My hair stylist is a tough man of few words. But he has opened up as he has gotten to know me. Today, he is a chatterbox. I have just introduced him to the enneagram when this tatted up, ponytailed tough guy tells me he is certain he would be some sort of warrior type.
And, he’s lost me. “Warrior” sends me down the rabbit hole. As he prattles on, I am thinking about the heat index at a U.S. military fort. My eldest is at this fort in U.S. Army basic training and yes, I check the fort weather each and every darn day. It’s blisteringly hot today and I wonder how far he had to run, how much gear he had to carry.
A client mentioned going to battle against a competitor this week, during a conference call. People really need to stop calling what they do from a corporate office “battle.” When they talk about being at the “tip of the spear,” it sounds ridiculous to those of us with loved ones who might actually be in that war zone situation someday. As this client continues to talk in tough military clichés, I zone out for a few seconds. I think of the hand-to-hand combat drills my son learned this week. And I wonder if he has been able to control his hothead tendencies enough to be effective in a fair fight.
A friend shared a photo of my son at a birthday party eight years ago. There he was–smaller but just as fierce–holding what looked like a military rifle (it was an Airsoft party). He stood, in camo clothing with an army cap atop his head. And he is pointing to something, in what looks like clear direction to another boy. I should have known then, right? Known that he might be headed for the tip of the spear.

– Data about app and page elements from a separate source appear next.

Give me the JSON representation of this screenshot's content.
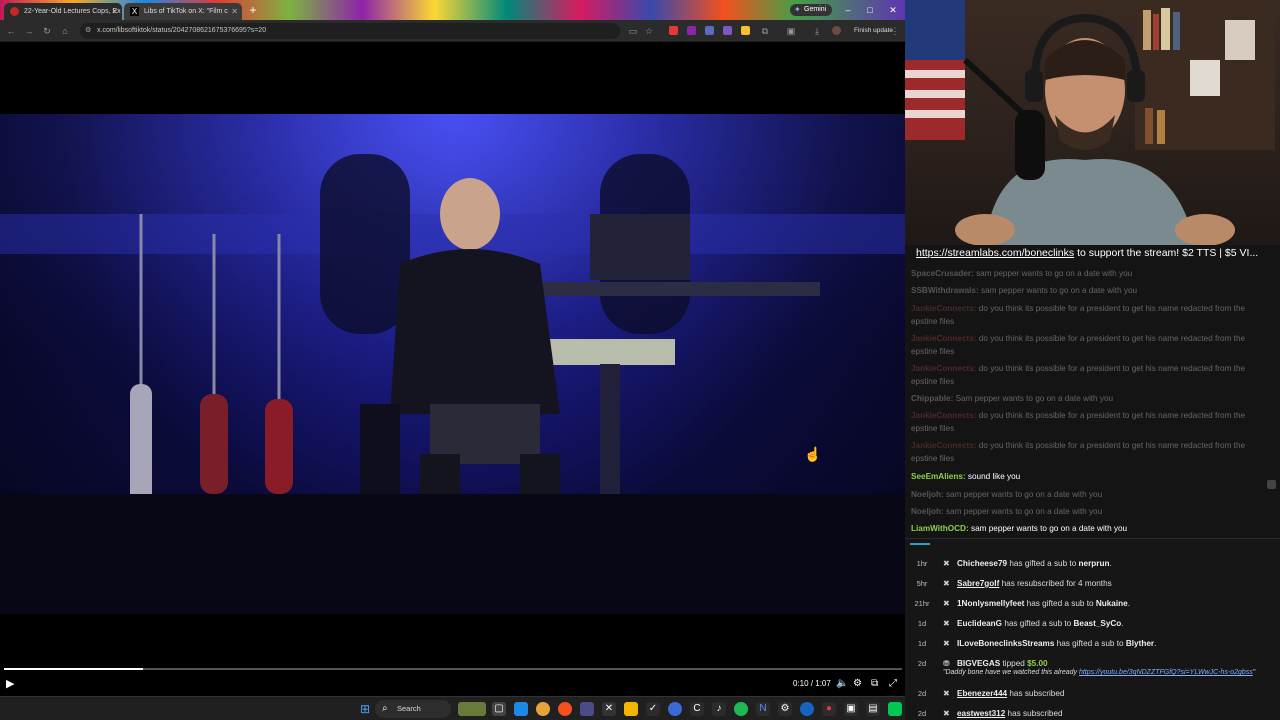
{
  "browser": {
    "tabs": [
      {
        "label": "22-Year-Old Lectures Cops, Ex",
        "active": false
      },
      {
        "label": "Libs of TikTok on X: \"Film c",
        "active": true
      }
    ],
    "new_tab": "+",
    "gemini_label": "Gemini",
    "url": "x.com/libsoftiktok/status/2042708621675376695?s=20",
    "finish_update": "Finish update",
    "window_controls": [
      "–",
      "□",
      "✕"
    ]
  },
  "video": {
    "progress": 0.155,
    "time_display": "0:10 / 1:07"
  },
  "chat": {
    "banner_link": "https://streamlabs.com/boneclinks",
    "banner_text": " to support the stream! $2 TTS | $5 VI...",
    "messages": [
      {
        "user": "SpaceCrusader:",
        "text": " sam pepper wants to go on a date with you",
        "bright": false,
        "color": "#555"
      },
      {
        "user": "SSBWithdrawals:",
        "text": " sam pepper wants to go on a date with you",
        "bright": false,
        "color": "#555"
      },
      {
        "user": "JankieConnects:",
        "text": " do you think its possible for a president to get his name redacted from the",
        "bright": false,
        "color": "#4a2a2a"
      },
      {
        "user": "",
        "text": "epstine files",
        "bright": false,
        "color": "#555"
      },
      {
        "user": "JankieConnects:",
        "text": " do you think its possible for a president to get his name redacted from the",
        "bright": false,
        "color": "#4a2a2a"
      },
      {
        "user": "",
        "text": "epstine files",
        "bright": false,
        "color": "#555"
      },
      {
        "user": "JankieConnects:",
        "text": " do you think its possible for a president to get his name redacted from the",
        "bright": false,
        "color": "#4a2a2a"
      },
      {
        "user": "",
        "text": "epstine files",
        "bright": false,
        "color": "#555"
      },
      {
        "user": "Chippable:",
        "text": " Sam pepper wants to go on a date with you",
        "bright": false,
        "color": "#555"
      },
      {
        "user": "JankieConnects:",
        "text": " do you think its possible for a president to get his name redacted from the",
        "bright": false,
        "color": "#4a2a2a"
      },
      {
        "user": "",
        "text": "epstine files",
        "bright": false,
        "color": "#555"
      },
      {
        "user": "JankieConnects:",
        "text": " do you think its possible for a president to get his name redacted from the",
        "bright": false,
        "color": "#4a2a2a"
      },
      {
        "user": "",
        "text": "epstine files",
        "bright": false,
        "color": "#555"
      },
      {
        "user": "SeeEmAliens:",
        "text": " sound like you",
        "bright": true,
        "color": "#8fd14f"
      },
      {
        "user": "Noeljoh:",
        "text": " sam pepper wants to go on a date with you",
        "bright": false,
        "color": "#555"
      },
      {
        "user": "Noeljoh:",
        "text": " sam pepper wants to go on a date with you",
        "bright": false,
        "color": "#555"
      },
      {
        "user": "LiamWithOCD:",
        "text": " sam pepper wants to go on a date with you",
        "bright": true,
        "color": "#8fd14f"
      }
    ]
  },
  "events": [
    {
      "age": "1hr",
      "user": "Chicheese79",
      "underline": false,
      "text": " has gifted a sub to ",
      "target": "nerprun",
      "tail": "."
    },
    {
      "age": "5hr",
      "user": "Sabre7golf",
      "underline": true,
      "text": " has resubscribed for 4 months",
      "target": "",
      "tail": ""
    },
    {
      "age": "21hr",
      "user": "1Nonlysmellyfeet",
      "underline": false,
      "text": " has gifted a sub to ",
      "target": "Nukaine",
      "tail": "."
    },
    {
      "age": "1d",
      "user": "EuclideanG",
      "underline": false,
      "text": " has gifted a sub to ",
      "target": "Beast_SyCo",
      "tail": "."
    },
    {
      "age": "1d",
      "user": "ILoveBoneclinksStreams",
      "underline": false,
      "text": " has gifted a sub to ",
      "target": "Blyther",
      "tail": "."
    },
    {
      "age": "2d",
      "user": "BIGVEGAS",
      "underline": false,
      "text": " tipped ",
      "target": "",
      "tail": "",
      "amount": "$5.00"
    },
    {
      "age": "2d",
      "user": "Ebenezer444",
      "underline": true,
      "text": " has subscribed",
      "target": "",
      "tail": ""
    },
    {
      "age": "2d",
      "user": "eastwest312",
      "underline": true,
      "text": " has subscribed",
      "target": "",
      "tail": ""
    }
  ],
  "tip_message": {
    "text": "\"Daddy bone have we watched this already ",
    "link": "https://youtu.be/3qNDZZTFGfQ?si=YLWwJC-hs-o2gbss",
    "close": "\""
  },
  "taskbar": {
    "search_label": "Search"
  },
  "colors": {
    "accent": "#2aa0c8",
    "tip_amount": "#8fd14f"
  }
}
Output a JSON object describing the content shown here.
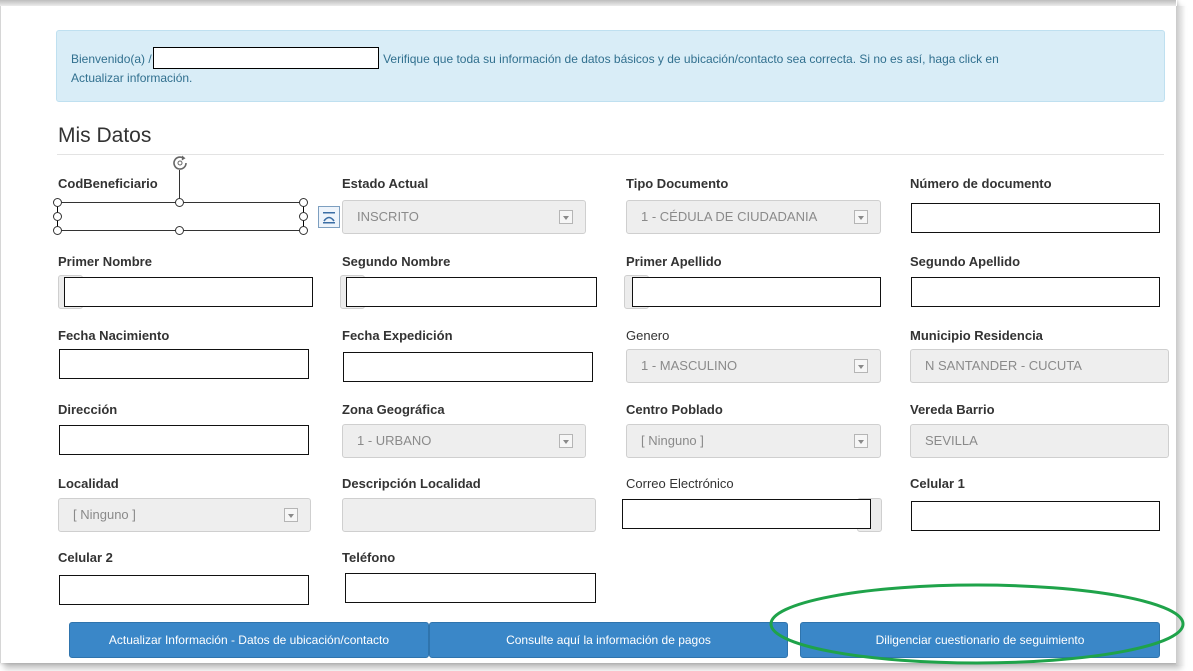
{
  "alert": {
    "greeting": "Bienvenido(a)",
    "name_char": "/",
    "message": "Verifique que toda su información de datos básicos y de ubicación/contacto sea correcta. Si no es así, haga click en",
    "message_line2": "Actualizar información."
  },
  "section_title": "Mis Datos",
  "fields": {
    "cod_beneficiario": {
      "label": "CodBeneficiario",
      "value": ""
    },
    "estado_actual": {
      "label": "Estado Actual",
      "value": "INSCRITO"
    },
    "tipo_documento": {
      "label": "Tipo Documento",
      "value": "1 - CÉDULA DE CIUDADANIA"
    },
    "numero_documento": {
      "label": "Número de documento",
      "value": ""
    },
    "primer_nombre": {
      "label": "Primer Nombre",
      "value": ""
    },
    "segundo_nombre": {
      "label": "Segundo Nombre",
      "value": ""
    },
    "primer_apellido": {
      "label": "Primer Apellido",
      "value": ""
    },
    "segundo_apellido": {
      "label": "Segundo Apellido",
      "value": ""
    },
    "fecha_nacimiento": {
      "label": "Fecha Nacimiento",
      "value": ""
    },
    "fecha_expedicion": {
      "label": "Fecha Expedición",
      "value": ""
    },
    "genero": {
      "label": "Genero",
      "value": "1 - MASCULINO"
    },
    "municipio_residencia": {
      "label": "Municipio Residencia",
      "value": "N SANTANDER - CUCUTA"
    },
    "direccion": {
      "label": "Dirección",
      "value": ""
    },
    "zona_geografica": {
      "label": "Zona Geográfica",
      "value": "1 - URBANO"
    },
    "centro_poblado": {
      "label": "Centro Poblado",
      "value": "[ Ninguno ]"
    },
    "vereda_barrio": {
      "label": "Vereda Barrio",
      "value": "SEVILLA"
    },
    "localidad": {
      "label": "Localidad",
      "value": "[ Ninguno ]"
    },
    "descripcion_localidad": {
      "label": "Descripción Localidad",
      "value": ""
    },
    "correo_electronico": {
      "label": "Correo Electrónico",
      "value": ""
    },
    "celular_1": {
      "label": "Celular 1",
      "value": ""
    },
    "celular_2": {
      "label": "Celular 2",
      "value": ""
    },
    "telefono": {
      "label": "Teléfono",
      "value": ""
    }
  },
  "buttons": {
    "actualizar": "Actualizar Información - Datos de ubicación/contacto",
    "pagos": "Consulte aquí la información de pagos",
    "cuestionario": "Diligenciar cuestionario de seguimiento"
  },
  "colors": {
    "alert_bg": "#d9edf7",
    "alert_text": "#31708f",
    "button": "#3a87c8",
    "highlight_oval": "#1fa34a"
  },
  "icons": {
    "rotate": "rotate-handle-icon",
    "layout": "layout-options-icon",
    "caret": "chevron-down-icon"
  }
}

He left home angry, without a proper goodbye to his mother or brother. I thought being married to a hot-headed Latin man was hard, but try raising one. He is mad that I never stopped holding him to a standard. A standard that includes chores and being a decent human being with manners. For some reason, these are not the standard at his dad’s house. His father ends up looking like a swell buddy for his complete passivity in parenting, while I end up looking like Genghis Khan for having basic rules. So much for teenage logic. I am hoping he will mature into a more enlightened perspective after basic training. Only time will tell.
Whether he left thanking me for having rules or hating me for the same, I still would feel like I was in a foreign land right now. The military owns my son. If he gets hurt, I have few rights to communicate with him or intervene unless they grant them to me. I see posts on the private sites for those of us with SITs (soldiers in training). There are too many about injuries during basic training. Mainly from mothers who know their kids are injured but can’t find out more or sit by their bedside. I have a new level of respect for military parents and spouses.

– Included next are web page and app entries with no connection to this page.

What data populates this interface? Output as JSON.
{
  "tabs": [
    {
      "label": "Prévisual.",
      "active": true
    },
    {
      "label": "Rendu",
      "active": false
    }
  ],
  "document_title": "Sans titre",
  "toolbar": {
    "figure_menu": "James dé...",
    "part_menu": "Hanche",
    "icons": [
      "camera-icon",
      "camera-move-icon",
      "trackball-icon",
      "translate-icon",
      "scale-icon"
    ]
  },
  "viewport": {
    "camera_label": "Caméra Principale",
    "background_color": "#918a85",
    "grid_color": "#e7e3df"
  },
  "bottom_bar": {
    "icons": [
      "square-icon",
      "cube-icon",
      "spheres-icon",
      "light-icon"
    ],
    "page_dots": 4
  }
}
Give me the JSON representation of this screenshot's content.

I am told not to write anything too loving or mushy in my letters. Not to send any “pretty” cards with fancy stamps. I am told my son will be made to do push-ups for letters from home. I don’t send care packages because those can get a SIT unwanted attention from the drill sergeant. It’s all very foreign to me. And yet, I’m coming to understand the reasons behind some of it.

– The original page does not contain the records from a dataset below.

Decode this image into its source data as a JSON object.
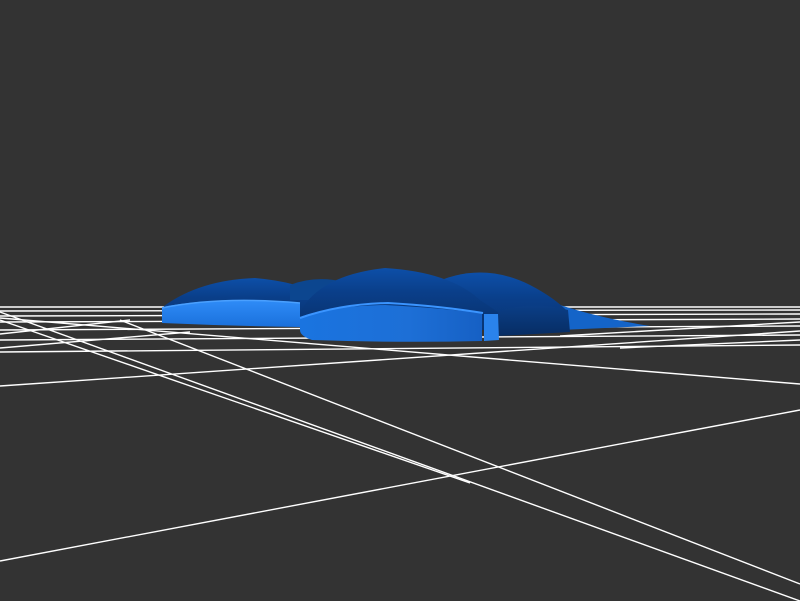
{
  "viewport": {
    "background_color": "#333333",
    "grid_color": "#ffffff",
    "model_color": "#1f7ae0",
    "model_shadow_color": "#0b3f85",
    "model_highlight_color": "#3b95ff"
  }
}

What a time for him to be a SIT. I look forward to him heading to college in January, but worry about the months in between now and then as I watch our least stable U.S. president ever continue his political sideshows. I don’t like thinking about the increased risk of military action. So I don’t—at least I don’t most days. And even though the military still owns him for some years to come, I have decided I will take it one day at a time. I’m learning.
As for my enhanced respect for soldiers and their families, well—I’ve realized we could all show more appreciation for people like my son who are willing to put their lives on the line for us. And we could appreciate those that support them. After all, it was the mother or wife of a soldier who spent far too much of her precious time helping me determine my son’s company and battalion. I needed that info so I could search the virtual sites in hopes of seeing a photo of my son during his months away. I am not ashamed to say I blubbered when I found one. The shaved head and fatigues, along with what I think was a wee bit more maturity in his face, were a welcome sight after a dry spell. And believe it or not, he was smiling. Clear-eyed and smiling. If he can do that while putting in the rigorous 16 ½ hour days basic training requires, then I guess he has made the right choice.
The photo I’ve used for today’s blog is one I had to pull out of the archives. It’s my SIT, many moons ago, in Costa Rica. His first ziplining adventure was high above the rain forest. On that trip, I watched grown men shake and come close to crying when they had to cross the largest chasm. But my newly minted 13-year-old didn’t think twice when asked if he’d like to cross it while hanging upside down. “Yes!” was his immediate answer. And as you can see, he was smiling then too–just like the smile on his face in the basic training photo.
I guess I should have known what I was in for then. He was never going to ask for a desk job.
When raising a warrior—unwittingly or not—it is best to keep adventures in ready supply. The only difference now is—someone else is overseeing his adventures.
I keep that person—and him—in my prayers. And I’d love it if you’d join me.